Taxation of 401(k) Loans & Withdrawals

 At one time or another, many individuals consider borrowing funds from their retirement accounts such as their 401(k) savings. They wonder what would be the tax consequences of such loans or withdrawals. Simply put, if the retirement plan allows such loans in the first place, and the individual abides by the terms of the loan, the borrowing would have no tax consequences. Violation of the retirement plan rules for loans or withdrawals, however, may result in a 10% penalty tax and also inclusion of the entire amount in the taxpayer’s income in the year that he violated such rules. For example, if you borrow $10,000 from your 401(k) as a loan in 2015 and agree to pay it back in 2016 but fail to do so, you will be subjected to a 10% tax on the amount that you failed to repay if you are younger than 591⁄2. In addition the same amount should be included in your income in 2016.       If you intend to borrow from your retirement plan savings, you should first carefully study the provisions of your retirement plan document related to loans and premature withdrawals. Some retirement plans don’t allow long-term borrowing. Individual Retirement Accounts (IRAs) are one such retirement plan. IRA account holders are required to return any withdrawals within 60 days. The same time limit applies if the IRA account holder intends to rollover some or all of his IRA savings to another retirement account.
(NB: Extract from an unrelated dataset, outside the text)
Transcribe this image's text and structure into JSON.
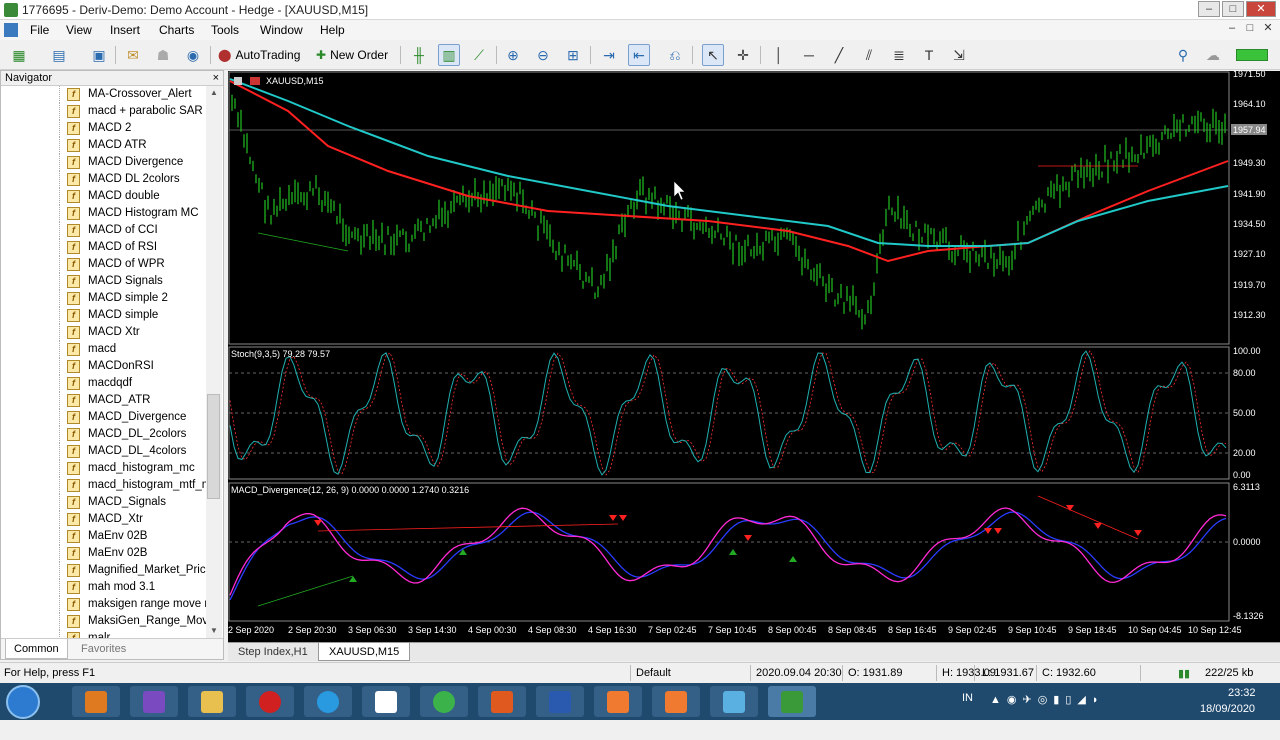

If he receives a check for the rollover amount and fails to deposit it in a new retirement account within the 60-day limit and he happens to be...